Another Ethan first: He just wanted to go home.

While Beth was at voice and violin lessons, Ethan and I took a stroll in the meadow behind our house late this afternoon. I caught a frog for Ethan to see and touch. Later we followed a turkey. It was walking along the same path as us, about fifteen steps ahead (Daddy steps, that is). Eventually, the turkey left the path into the tall grass, which we thought was the end of our fowl adventure. However, further on, the path came right up to the river. As we approached the bank, just a few steps in front of us, the same turkey darted out of the tall grass, got a good running start, and flew across the river into a tree on the other side. (This turkey was alone, which is unusual. It had been on our deck hours earlier and was at the end of our yard just before we went on our stroll.)

We had many other fun little adventures—broad patches of tall grass gone to seed, flowers, lone daisies, moths, butterflies, even stretches of path that were soggy wet (but thankfully not muddy, so wearing quality sandals and carrying Ethan worked well). We fought off the mosquitoes in the deep woods and appreciated their absence when we returned to the open meadow.

Ethan had a wonderful time. He walked himself the entire way, except where it was wet. In the past, we would carry him or pull him in the wagon much of the time. Finally though, he hit a limit. Weary from the journey, Ethan stopped, looked at me, and said, “Home.” He didn’t realize we were already heading home and were half way there. I picked him up so I could show him our destination in the distance: home.

Monday, June 14, 2010

Another Ethan first: He tested our consistency.

Sitting at our friend Bill’s dining room table, we all had organic vanilla ice cream for dessert. Ethan finished his bowl about the same time as the rest of us. He turned to me and said “more ice cream”. As impressed as I was with the three-word construction, unfortunately, he’d had all that we wanted him to have for now, and so I had to gently give him an answer that he didn’t want to hear.
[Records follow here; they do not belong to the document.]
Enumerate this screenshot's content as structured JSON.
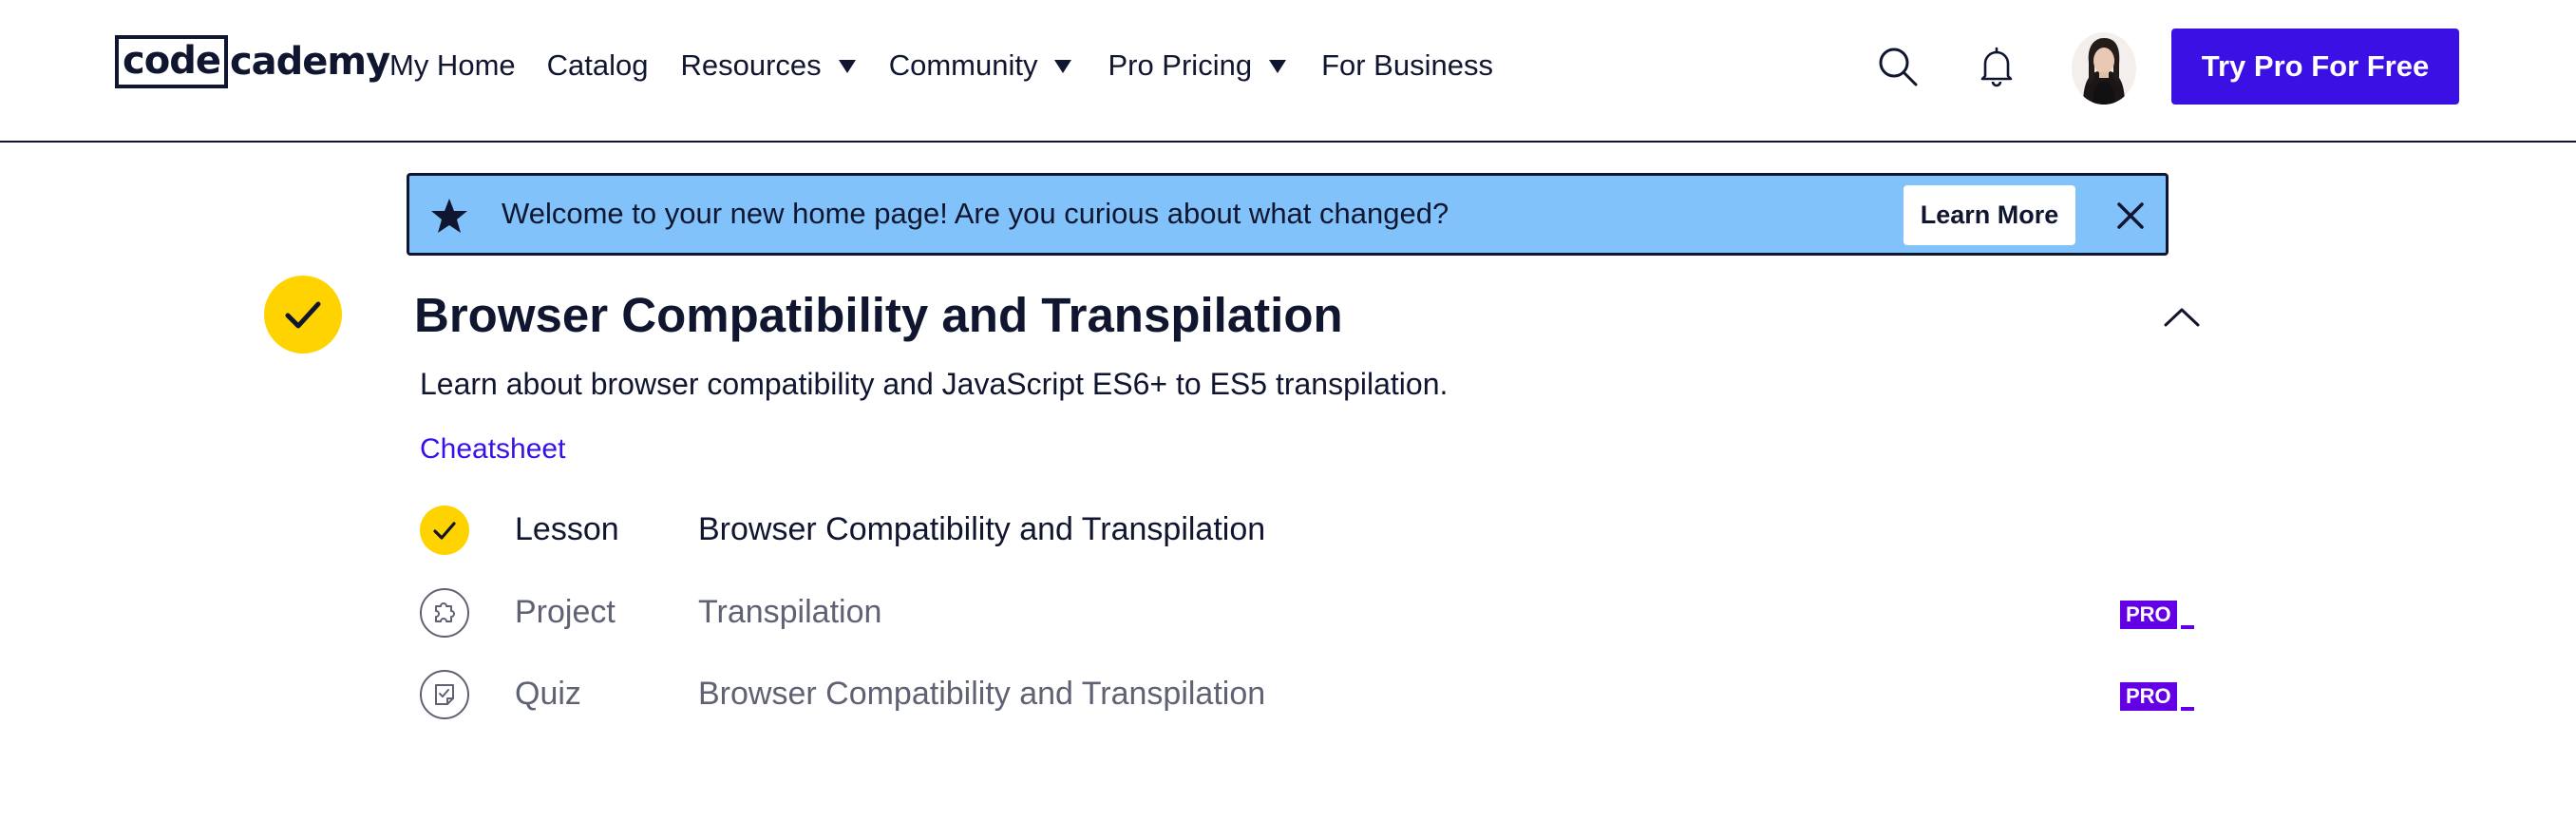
{
  "header": {
    "logo": {
      "part1": "code",
      "part2": "cademy"
    },
    "nav": [
      {
        "label": "My Home"
      },
      {
        "label": "Catalog"
      },
      {
        "label": "Resources"
      },
      {
        "label": "Community"
      },
      {
        "label": "Pro Pricing"
      },
      {
        "label": "For Business"
      }
    ],
    "icons": {
      "search": "search-icon",
      "notifications": "bell-icon",
      "avatar": "user-avatar"
    },
    "cta_label": "Try Pro For Free"
  },
  "banner": {
    "icon": "star-icon",
    "text": "Welcome to your new home page! Are you curious about what changed?",
    "button_label": "Learn More",
    "close_icon": "close-icon"
  },
  "module": {
    "status": "completed",
    "title": "Browser Compatibility and Transpilation",
    "description": "Learn about browser compatibility and JavaScript ES6+ to ES5 transpilation.",
    "cheatsheet_label": "Cheatsheet",
    "items": [
      {
        "type": "Lesson",
        "name": "Browser Compatibility and Transpilation",
        "status": "completed",
        "icon": "check-icon",
        "pro": false
      },
      {
        "type": "Project",
        "name": "Transpilation",
        "status": "locked",
        "icon": "puzzle-icon",
        "pro": true,
        "badge": "PRO"
      },
      {
        "type": "Quiz",
        "name": "Browser Compatibility and Transpilation",
        "status": "locked",
        "icon": "quiz-icon",
        "pro": true,
        "badge": "PRO"
      }
    ]
  },
  "colors": {
    "brand_text": "#10162f",
    "cta": "#3a10e5",
    "banner": "#80c2f9",
    "check": "#ffd300",
    "pro": "#6400e4",
    "link": "#3a10e5",
    "muted": "#5f6273"
  }
}
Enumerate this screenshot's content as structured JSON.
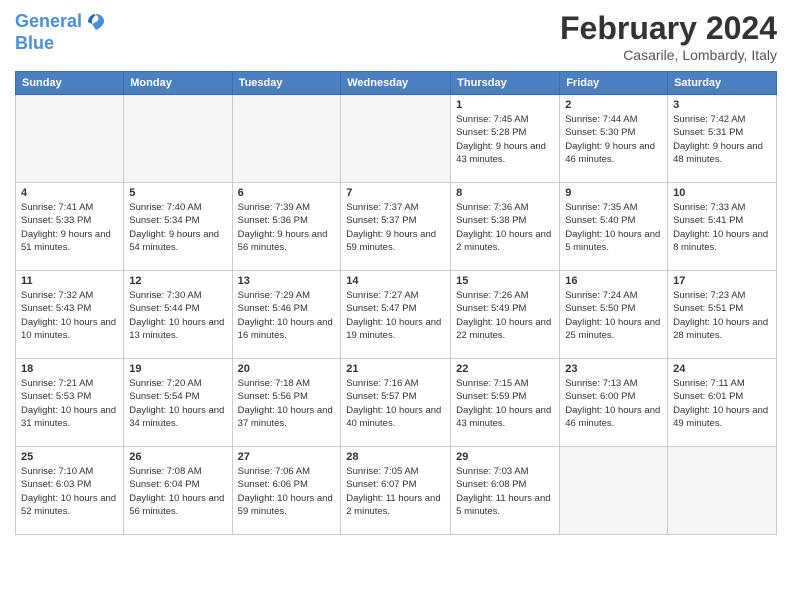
{
  "header": {
    "logo_line1": "General",
    "logo_line2": "Blue",
    "month_year": "February 2024",
    "location": "Casarile, Lombardy, Italy"
  },
  "weekdays": [
    "Sunday",
    "Monday",
    "Tuesday",
    "Wednesday",
    "Thursday",
    "Friday",
    "Saturday"
  ],
  "weeks": [
    [
      {
        "day": "",
        "empty": true
      },
      {
        "day": "",
        "empty": true
      },
      {
        "day": "",
        "empty": true
      },
      {
        "day": "",
        "empty": true
      },
      {
        "day": "1",
        "sunrise": "7:45 AM",
        "sunset": "5:28 PM",
        "daylight": "9 hours and 43 minutes."
      },
      {
        "day": "2",
        "sunrise": "7:44 AM",
        "sunset": "5:30 PM",
        "daylight": "9 hours and 46 minutes."
      },
      {
        "day": "3",
        "sunrise": "7:42 AM",
        "sunset": "5:31 PM",
        "daylight": "9 hours and 48 minutes."
      }
    ],
    [
      {
        "day": "4",
        "sunrise": "7:41 AM",
        "sunset": "5:33 PM",
        "daylight": "9 hours and 51 minutes."
      },
      {
        "day": "5",
        "sunrise": "7:40 AM",
        "sunset": "5:34 PM",
        "daylight": "9 hours and 54 minutes."
      },
      {
        "day": "6",
        "sunrise": "7:39 AM",
        "sunset": "5:36 PM",
        "daylight": "9 hours and 56 minutes."
      },
      {
        "day": "7",
        "sunrise": "7:37 AM",
        "sunset": "5:37 PM",
        "daylight": "9 hours and 59 minutes."
      },
      {
        "day": "8",
        "sunrise": "7:36 AM",
        "sunset": "5:38 PM",
        "daylight": "10 hours and 2 minutes."
      },
      {
        "day": "9",
        "sunrise": "7:35 AM",
        "sunset": "5:40 PM",
        "daylight": "10 hours and 5 minutes."
      },
      {
        "day": "10",
        "sunrise": "7:33 AM",
        "sunset": "5:41 PM",
        "daylight": "10 hours and 8 minutes."
      }
    ],
    [
      {
        "day": "11",
        "sunrise": "7:32 AM",
        "sunset": "5:43 PM",
        "daylight": "10 hours and 10 minutes."
      },
      {
        "day": "12",
        "sunrise": "7:30 AM",
        "sunset": "5:44 PM",
        "daylight": "10 hours and 13 minutes."
      },
      {
        "day": "13",
        "sunrise": "7:29 AM",
        "sunset": "5:46 PM",
        "daylight": "10 hours and 16 minutes."
      },
      {
        "day": "14",
        "sunrise": "7:27 AM",
        "sunset": "5:47 PM",
        "daylight": "10 hours and 19 minutes."
      },
      {
        "day": "15",
        "sunrise": "7:26 AM",
        "sunset": "5:49 PM",
        "daylight": "10 hours and 22 minutes."
      },
      {
        "day": "16",
        "sunrise": "7:24 AM",
        "sunset": "5:50 PM",
        "daylight": "10 hours and 25 minutes."
      },
      {
        "day": "17",
        "sunrise": "7:23 AM",
        "sunset": "5:51 PM",
        "daylight": "10 hours and 28 minutes."
      }
    ],
    [
      {
        "day": "18",
        "sunrise": "7:21 AM",
        "sunset": "5:53 PM",
        "daylight": "10 hours and 31 minutes."
      },
      {
        "day": "19",
        "sunrise": "7:20 AM",
        "sunset": "5:54 PM",
        "daylight": "10 hours and 34 minutes."
      },
      {
        "day": "20",
        "sunrise": "7:18 AM",
        "sunset": "5:56 PM",
        "daylight": "10 hours and 37 minutes."
      },
      {
        "day": "21",
        "sunrise": "7:16 AM",
        "sunset": "5:57 PM",
        "daylight": "10 hours and 40 minutes."
      },
      {
        "day": "22",
        "sunrise": "7:15 AM",
        "sunset": "5:59 PM",
        "daylight": "10 hours and 43 minutes."
      },
      {
        "day": "23",
        "sunrise": "7:13 AM",
        "sunset": "6:00 PM",
        "daylight": "10 hours and 46 minutes."
      },
      {
        "day": "24",
        "sunrise": "7:11 AM",
        "sunset": "6:01 PM",
        "daylight": "10 hours and 49 minutes."
      }
    ],
    [
      {
        "day": "25",
        "sunrise": "7:10 AM",
        "sunset": "6:03 PM",
        "daylight": "10 hours and 52 minutes."
      },
      {
        "day": "26",
        "sunrise": "7:08 AM",
        "sunset": "6:04 PM",
        "daylight": "10 hours and 56 minutes."
      },
      {
        "day": "27",
        "sunrise": "7:06 AM",
        "sunset": "6:06 PM",
        "daylight": "10 hours and 59 minutes."
      },
      {
        "day": "28",
        "sunrise": "7:05 AM",
        "sunset": "6:07 PM",
        "daylight": "11 hours and 2 minutes."
      },
      {
        "day": "29",
        "sunrise": "7:03 AM",
        "sunset": "6:08 PM",
        "daylight": "11 hours and 5 minutes."
      },
      {
        "day": "",
        "empty": true
      },
      {
        "day": "",
        "empty": true
      }
    ]
  ]
}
So he asked Mommy. (She said no, too.)

Dislocated thumb?

Ethan found an entertaining ride during our recent visit to an elderly friend’s house. We brought dinner, and while Beth was preparing the final touches, Ethan asked to ride the motorized stair lift. Normally Bill, who can no longer walk, uses it to get up or down the stairway. For Ethan, however, the lift was an ongoing source of amusement, once I showed him how to use the rocker switch at the end of the right arm rest to command the chair’s movement.

After countless round trips, Ethan hopped off and came over to join us as we started eating. At the table, Ethan pointed to his left thumb and complained that it hurt. This was the thumb he had used push and hold the rocker switch, something that required a lot of force for him. As I looked at it, I was shocked. It looked completely out of place! I took his hand and started to examine what I believed to be a dislocated thumb, but was quickly relieved to find that in reality, he was just fine. I showed him how to do some thumb exercises, and then he felt fine.

While comparing his thumbs, I was impressed by his far-reaching range of motion. Unless something changes as he grows up, I think Ethan will be double jointed.